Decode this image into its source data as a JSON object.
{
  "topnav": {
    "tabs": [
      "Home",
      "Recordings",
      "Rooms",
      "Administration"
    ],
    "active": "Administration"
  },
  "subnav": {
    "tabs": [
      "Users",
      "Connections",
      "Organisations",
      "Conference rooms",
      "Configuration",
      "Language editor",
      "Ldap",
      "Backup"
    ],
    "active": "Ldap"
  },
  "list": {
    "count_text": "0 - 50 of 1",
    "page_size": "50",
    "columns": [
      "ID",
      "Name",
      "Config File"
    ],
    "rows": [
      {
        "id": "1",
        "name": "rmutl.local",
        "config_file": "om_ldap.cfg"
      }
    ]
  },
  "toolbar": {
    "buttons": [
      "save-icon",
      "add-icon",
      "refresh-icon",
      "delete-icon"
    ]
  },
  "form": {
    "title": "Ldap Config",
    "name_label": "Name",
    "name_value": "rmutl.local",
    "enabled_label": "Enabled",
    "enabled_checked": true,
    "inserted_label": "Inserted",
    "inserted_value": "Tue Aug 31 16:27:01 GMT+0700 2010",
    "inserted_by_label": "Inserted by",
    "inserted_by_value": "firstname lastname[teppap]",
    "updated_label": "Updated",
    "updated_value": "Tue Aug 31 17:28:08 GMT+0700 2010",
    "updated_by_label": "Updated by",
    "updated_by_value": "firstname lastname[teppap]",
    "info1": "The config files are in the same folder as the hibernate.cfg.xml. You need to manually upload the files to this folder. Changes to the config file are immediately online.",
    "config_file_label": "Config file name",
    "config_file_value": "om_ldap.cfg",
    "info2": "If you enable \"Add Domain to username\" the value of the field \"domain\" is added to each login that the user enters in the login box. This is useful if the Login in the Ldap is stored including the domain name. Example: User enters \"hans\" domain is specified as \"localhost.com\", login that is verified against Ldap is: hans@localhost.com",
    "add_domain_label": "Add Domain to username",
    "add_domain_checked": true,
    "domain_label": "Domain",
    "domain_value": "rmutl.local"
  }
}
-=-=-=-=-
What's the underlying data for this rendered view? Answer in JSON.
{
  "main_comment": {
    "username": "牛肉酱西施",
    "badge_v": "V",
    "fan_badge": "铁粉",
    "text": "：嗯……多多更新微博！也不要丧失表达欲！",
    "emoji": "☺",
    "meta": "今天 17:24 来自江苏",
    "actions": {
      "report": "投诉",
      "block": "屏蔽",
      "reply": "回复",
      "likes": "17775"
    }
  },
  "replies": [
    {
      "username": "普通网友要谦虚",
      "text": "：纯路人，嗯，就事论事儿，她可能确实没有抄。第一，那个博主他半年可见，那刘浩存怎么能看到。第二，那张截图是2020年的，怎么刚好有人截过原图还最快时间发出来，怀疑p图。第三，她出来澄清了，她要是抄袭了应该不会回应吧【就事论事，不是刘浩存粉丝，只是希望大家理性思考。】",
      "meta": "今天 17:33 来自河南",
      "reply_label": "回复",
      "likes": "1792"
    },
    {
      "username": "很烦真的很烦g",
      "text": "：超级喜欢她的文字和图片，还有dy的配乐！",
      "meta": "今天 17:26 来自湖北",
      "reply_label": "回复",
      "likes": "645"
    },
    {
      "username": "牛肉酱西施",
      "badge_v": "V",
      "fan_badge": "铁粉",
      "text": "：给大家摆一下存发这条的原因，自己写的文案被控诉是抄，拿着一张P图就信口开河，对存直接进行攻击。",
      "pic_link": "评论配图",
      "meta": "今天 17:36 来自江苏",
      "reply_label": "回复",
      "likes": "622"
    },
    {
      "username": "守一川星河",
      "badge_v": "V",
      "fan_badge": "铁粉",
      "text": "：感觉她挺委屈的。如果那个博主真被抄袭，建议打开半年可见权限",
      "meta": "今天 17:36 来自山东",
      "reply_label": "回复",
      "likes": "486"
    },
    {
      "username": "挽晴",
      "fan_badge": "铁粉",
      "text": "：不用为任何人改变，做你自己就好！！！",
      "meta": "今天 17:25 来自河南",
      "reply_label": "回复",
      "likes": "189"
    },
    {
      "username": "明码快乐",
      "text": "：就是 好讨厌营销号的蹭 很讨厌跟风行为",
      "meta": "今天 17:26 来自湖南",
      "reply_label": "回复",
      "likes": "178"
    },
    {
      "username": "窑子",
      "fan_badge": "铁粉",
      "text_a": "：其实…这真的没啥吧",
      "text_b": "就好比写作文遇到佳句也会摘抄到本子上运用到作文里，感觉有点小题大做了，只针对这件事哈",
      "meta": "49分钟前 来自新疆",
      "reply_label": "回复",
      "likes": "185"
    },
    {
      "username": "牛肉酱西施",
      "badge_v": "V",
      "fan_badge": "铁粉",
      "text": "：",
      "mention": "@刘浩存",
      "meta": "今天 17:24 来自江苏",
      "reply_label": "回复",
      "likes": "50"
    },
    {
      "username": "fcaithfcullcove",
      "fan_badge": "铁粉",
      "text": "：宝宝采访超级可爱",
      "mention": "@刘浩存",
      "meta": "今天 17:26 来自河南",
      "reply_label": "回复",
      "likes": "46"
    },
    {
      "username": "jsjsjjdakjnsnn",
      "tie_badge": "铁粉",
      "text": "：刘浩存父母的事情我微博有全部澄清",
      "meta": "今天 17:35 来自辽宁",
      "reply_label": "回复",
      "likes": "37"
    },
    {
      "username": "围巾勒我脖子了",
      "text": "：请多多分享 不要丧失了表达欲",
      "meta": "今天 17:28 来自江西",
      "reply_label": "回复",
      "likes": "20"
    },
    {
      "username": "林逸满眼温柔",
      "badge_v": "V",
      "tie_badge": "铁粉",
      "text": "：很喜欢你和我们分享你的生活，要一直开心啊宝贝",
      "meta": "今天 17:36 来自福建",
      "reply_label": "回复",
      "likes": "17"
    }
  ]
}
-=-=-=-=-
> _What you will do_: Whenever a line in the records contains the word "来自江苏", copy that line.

> _Answer for this exercise_:
    "meta": "今天 17:24 来自江苏",
      "meta": "今天 17:36 来自江苏",
      "meta": "今天 17:24 来自江苏",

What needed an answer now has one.